Dear Mr. Berko: I know that Marriott International franchises most of its hotels, like the Courtyard or the Ritz-Carlton, to third parties. What is your opinion of Marriott, and do you know what it would cost me to buy a Courtyard franchise? -- S.L., Oklahoma City

Dear S.L.: Most folks aren’t aware Marriott franchises 53% of its properties and has management contracts on 43% of its other properties. Marriott depends heavily on its impressive brands to attract growth from third-party owners.

Franchise contracts run for 20 years with renewal options up to 50 years. A Courtyard by Marriott franchise requires a total investment between $7 million and $10 million. The franchise fee is $60,000 or $500 per room, whichever is greater.
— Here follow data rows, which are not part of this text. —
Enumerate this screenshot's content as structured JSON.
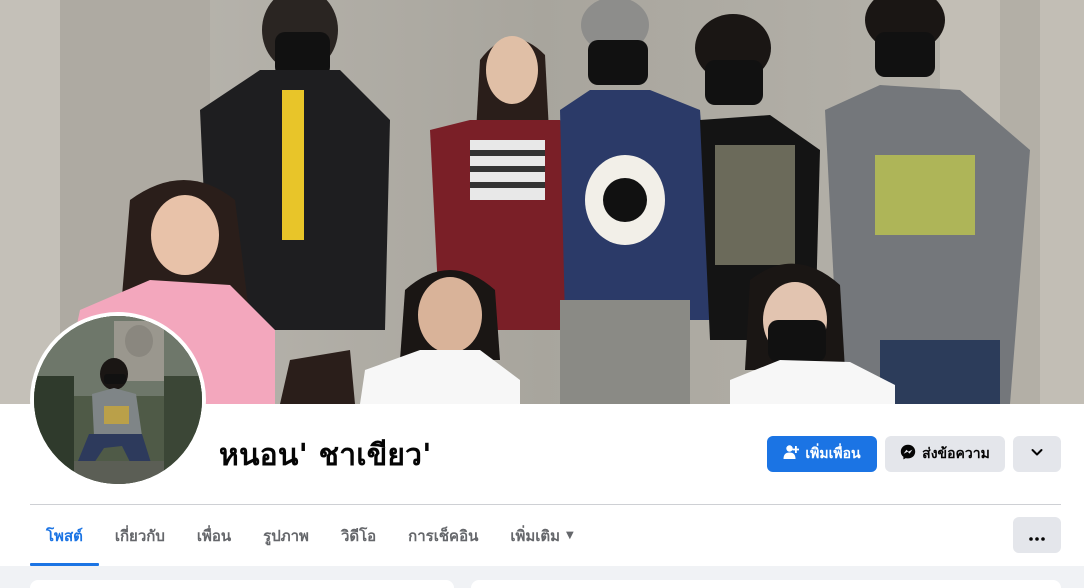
{
  "profile": {
    "name": "หนอน' ชาเขียว'"
  },
  "actions": {
    "add_friend_label": "เพิ่มเพื่อน",
    "message_label": "ส่งข้อความ",
    "add_friend_icon": "person-add-icon",
    "message_icon": "messenger-icon",
    "dropdown_icon": "chevron-down-icon"
  },
  "tabs": [
    {
      "label": "โพสต์",
      "active": true
    },
    {
      "label": "เกี่ยวกับ",
      "active": false
    },
    {
      "label": "เพื่อน",
      "active": false
    },
    {
      "label": "รูปภาพ",
      "active": false
    },
    {
      "label": "วิดีโอ",
      "active": false
    },
    {
      "label": "การเช็คอิน",
      "active": false
    },
    {
      "label": "เพิ่มเติม",
      "active": false
    }
  ],
  "more_menu_icon": "more-horizontal-icon",
  "colors": {
    "accent": "#1b74e4",
    "secondary_button": "#e4e6eb",
    "page_background": "#f0f2f5",
    "text_primary": "#050505",
    "text_secondary": "#65676b"
  }
}
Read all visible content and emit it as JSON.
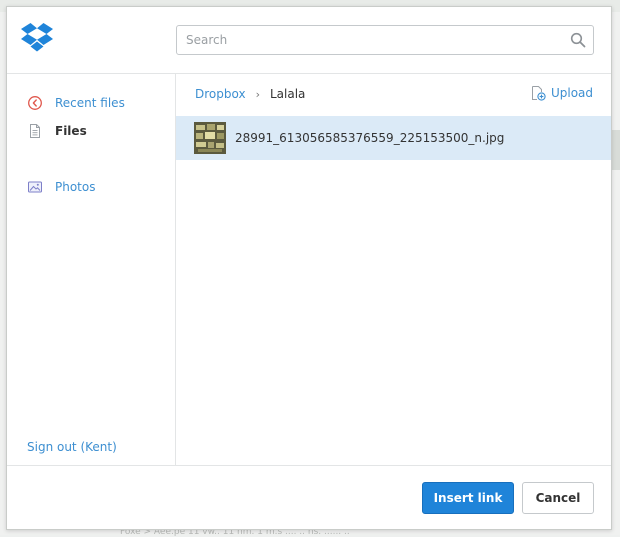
{
  "colors": {
    "accent": "#3d8fd1",
    "primary_button": "#1f84d9",
    "selected_row": "#dbeaf7",
    "logo": "#1f84d9"
  },
  "header": {
    "logo_icon": "dropbox-logo",
    "search": {
      "placeholder": "Search",
      "value": "",
      "icon": "search-icon"
    }
  },
  "sidebar": {
    "items": [
      {
        "label": "Recent files",
        "icon": "clock-icon",
        "active": false
      },
      {
        "label": "Files",
        "icon": "file-icon",
        "active": true
      },
      {
        "label": "Photos",
        "icon": "photo-icon",
        "active": false
      }
    ],
    "signout_label": "Sign out (Kent)"
  },
  "main": {
    "breadcrumb": {
      "root": "Dropbox",
      "separator": "›",
      "current": "Lalala"
    },
    "upload_label": "Upload",
    "files": [
      {
        "name": "28991_613056585376559_225153500_n.jpg",
        "selected": true
      }
    ]
  },
  "footer": {
    "insert_label": "Insert link",
    "cancel_label": "Cancel"
  },
  "background": {
    "faint_text": "Foxe > Aee.pe 11 vw.. 11 nm. 1 m.s .... .. ns. ...... .."
  }
}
Franchises for a Ritz-Carlton or a Bulgari will cost much more than a bit more. Though I doubt you’ll get a Courtyard franchise -- Marriott carefully selects franchisees before it builds a Courtyard, and you must have substantial experience to qualify.

I travel frequently to speak in many cities where this column appears, and I've never, ever had a bad stay at a Marriott, which is certainly the most iconic and visionary name in hospitality. I’ve never stayed at any of Marriott’s 101 Ritz-Carlton locations, 41 St. Regis Hotel Resorts, 55 exquisite W Hotels, eight stunning Edition properties, 107 elegant Le Meridien facilities, six lavish Bulgari premises, 175 stylish Renaissance accommodations or 84 magnificent JW Marriott hotels. I always stay at their ubiquitous Courtyard by Marriott or a Residence Inn. Marriott has over 6,500 lodging properties, 4,900 of which are in North America, with the remainder in Asia, the Middle East, Africa and Latin America, totaling 1,262,000 rooms and 1,518,000 bathrooms, all with flush toilets.
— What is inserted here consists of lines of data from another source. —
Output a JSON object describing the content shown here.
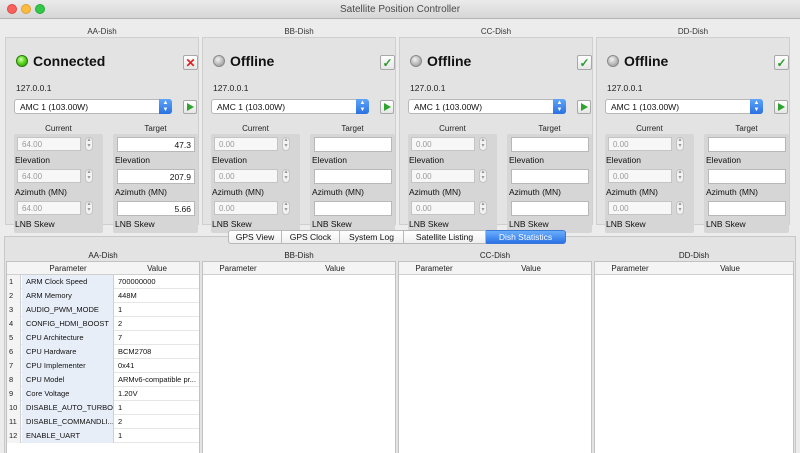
{
  "window": {
    "title": "Satellite Position Controller"
  },
  "dishes": [
    {
      "name": "AA-Dish",
      "status": "Connected",
      "ip": "127.0.0.1",
      "satellite": "AMC 1 (103.00W)",
      "current_header": "Current",
      "target_header": "Target",
      "current": {
        "elevation": "64.00",
        "azimuth": "64.00",
        "lnb_skew": "64.00"
      },
      "target": {
        "elevation": "47.3",
        "azimuth": "207.9",
        "lnb_skew": "5.66"
      },
      "labels": {
        "elevation": "Elevation",
        "azimuth": "Azimuth (MN)",
        "lnb_skew": "LNB Skew"
      }
    },
    {
      "name": "BB-Dish",
      "status": "Offline",
      "ip": "127.0.0.1",
      "satellite": "AMC 1 (103.00W)",
      "current_header": "Current",
      "target_header": "Target",
      "current": {
        "elevation": "0.00",
        "azimuth": "0.00",
        "lnb_skew": "0.00"
      },
      "target": {
        "elevation": "",
        "azimuth": "",
        "lnb_skew": ""
      },
      "labels": {
        "elevation": "Elevation",
        "azimuth": "Azimuth (MN)",
        "lnb_skew": "LNB Skew"
      }
    },
    {
      "name": "CC-Dish",
      "status": "Offline",
      "ip": "127.0.0.1",
      "satellite": "AMC 1 (103.00W)",
      "current_header": "Current",
      "target_header": "Target",
      "current": {
        "elevation": "0.00",
        "azimuth": "0.00",
        "lnb_skew": "0.00"
      },
      "target": {
        "elevation": "",
        "azimuth": "",
        "lnb_skew": ""
      },
      "labels": {
        "elevation": "Elevation",
        "azimuth": "Azimuth (MN)",
        "lnb_skew": "LNB Skew"
      }
    },
    {
      "name": "DD-Dish",
      "status": "Offline",
      "ip": "127.0.0.1",
      "satellite": "AMC 1 (103.00W)",
      "current_header": "Current",
      "target_header": "Target",
      "current": {
        "elevation": "0.00",
        "azimuth": "0.00",
        "lnb_skew": "0.00"
      },
      "target": {
        "elevation": "",
        "azimuth": "",
        "lnb_skew": ""
      },
      "labels": {
        "elevation": "Elevation",
        "azimuth": "Azimuth (MN)",
        "lnb_skew": "LNB Skew"
      }
    }
  ],
  "tabs": [
    {
      "label": "GPS View",
      "active": false
    },
    {
      "label": "GPS Clock",
      "active": false
    },
    {
      "label": "System Log",
      "active": false
    },
    {
      "label": "Satellite Listing",
      "active": false
    },
    {
      "label": "Dish Statistics",
      "active": true
    }
  ],
  "stats": {
    "headers": {
      "parameter": "Parameter",
      "value": "Value"
    },
    "tables": [
      {
        "name": "AA-Dish",
        "rows": [
          {
            "n": "1",
            "param": "ARM Clock Speed",
            "value": "700000000"
          },
          {
            "n": "2",
            "param": "ARM Memory",
            "value": "448M"
          },
          {
            "n": "3",
            "param": "AUDIO_PWM_MODE",
            "value": "1"
          },
          {
            "n": "4",
            "param": "CONFIG_HDMI_BOOST",
            "value": "2"
          },
          {
            "n": "5",
            "param": "CPU Architecture",
            "value": "7"
          },
          {
            "n": "6",
            "param": "CPU Hardware",
            "value": "BCM2708"
          },
          {
            "n": "7",
            "param": "CPU Implementer",
            "value": "0x41"
          },
          {
            "n": "8",
            "param": "CPU Model",
            "value": "ARMv6-compatible pr..."
          },
          {
            "n": "9",
            "param": "Core Voltage",
            "value": "1.20V"
          },
          {
            "n": "10",
            "param": "DISABLE_AUTO_TURBO",
            "value": "1"
          },
          {
            "n": "11",
            "param": "DISABLE_COMMANDLI...",
            "value": "2"
          },
          {
            "n": "12",
            "param": "ENABLE_UART",
            "value": "1"
          }
        ]
      },
      {
        "name": "BB-Dish",
        "rows": []
      },
      {
        "name": "CC-Dish",
        "rows": []
      },
      {
        "name": "DD-Dish",
        "rows": []
      }
    ]
  },
  "icons": {
    "connected": "green-led-icon",
    "offline": "gray-led-icon",
    "disconnect": "red-x-icon",
    "connect": "green-check-icon",
    "send": "play-icon"
  }
}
John Willard Marriott and Alice, his wife, became convinced that residents living in the humid summers of Washington, D.C., needed a cool place to drink and opened a root beer stand in 1927. They expanded to a chain of Hot Shoppe restaurants, going public in 1953. Four years later they opened the Twin Bridges Marriott Hotel in Arlington, Virginia, and later a second hotel, the Key Bridge Marriott, in Miami. When their son, J.W. Marriott Jr., took over from daddy in 1968, Hot Shoppes was renamed the Marriott Corporation, and J.W. expanded the company to the behemoth it is today. In 2012, after 50 years of managing and caring for Marriott (MAR-$136), J.W. gave his master key and CEO responsibilities to 60-year-old Arne Sorenson, who was born in Japan. He now runs the largest publicly traded hotel chain in the world.
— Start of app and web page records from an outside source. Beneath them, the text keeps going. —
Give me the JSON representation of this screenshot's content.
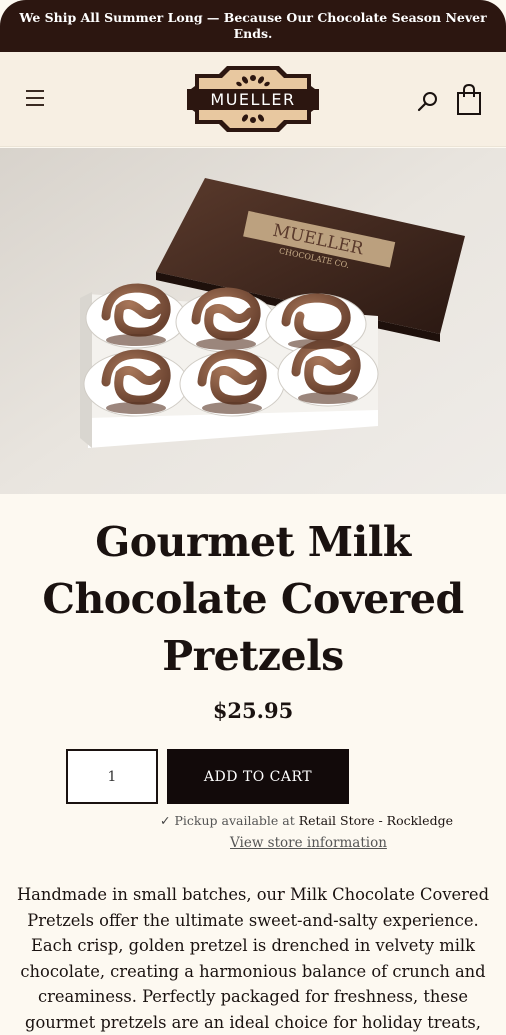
{
  "announcement": {
    "text": "We Ship All Summer Long — Because Our Chocolate Season Never Ends."
  },
  "header": {
    "logo_text": "MUELLER",
    "icons": {
      "menu": "hamburger-menu-icon",
      "search": "search-icon",
      "cart": "shopping-bag-icon"
    }
  },
  "hero": {
    "box_lid_text": "MUELLER",
    "box_lid_subtext": "CHOCOLATE CO."
  },
  "product": {
    "title": "Gourmet Milk Chocolate Covered Pretzels",
    "price": "$25.95",
    "quantity": "1",
    "add_to_cart_label": "ADD TO CART",
    "pickup_prefix": "Pickup available at",
    "pickup_store": "Retail Store - Rockledge",
    "store_info_link": "View store information",
    "description": "Handmade in small batches, our Milk Chocolate Covered Pretzels offer the ultimate sweet-and-salty experience. Each crisp, golden pretzel is drenched in velvety milk chocolate, creating a harmonious balance of crunch and creaminess. Perfectly packaged for freshness, these gourmet pretzels are an ideal choice for holiday treats,"
  },
  "colors": {
    "announcement_bg": "#2c1610",
    "header_bg": "#f7efe3",
    "page_bg": "#fdf9f1",
    "button_bg": "#120a0a",
    "logo_brown": "#2c1610",
    "logo_tan": "#e8c8a0"
  }
}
Arne’s portfolio acquisitions, including Starwood Resorts, should beget record revenues of $22.8 billion in 2019, up from $11.8 billion when he became CEO. Cash flow has grown over 350% since 2012, earnings are expected to zoom to $6.40 this year from $1.72 in 2012, while the dividend has exploded 385% to $1.64. Operating margins improved to 14.3% from 8.1% in 2012. And this year, MAR’s net profit margins should rise to 10.9% from 4.3% in 2012. MAR traded at $35 when Arne got the keys from Junior -- almost topping $150 last year. This was made possible by Arne’s masterful management team and carefully selected franchisees who have made MAR the largest hotel franchisee in the world by orders of magnitude. There are 900 lodging management companies and only nine with more than 100 properties -- MAR has over 2,000 company-owned properties.

Considering MAR’s impressive brand-name recognition and outstanding management, the Street reckons revenues five years out could reach $30.3 billion. Share earnings should improve to $7.85 with a dividend of $2. So, figuring an average annual P/E ratio of 23, MAR could trade at $180 a share. That’s not a bad gain if you buy the stock instead of the franchise.

(Please address your financial questions to Malcolm Berko, P.O. Box 8303, Largo, FL 33775, or email him at mjberko@yahoo.com.)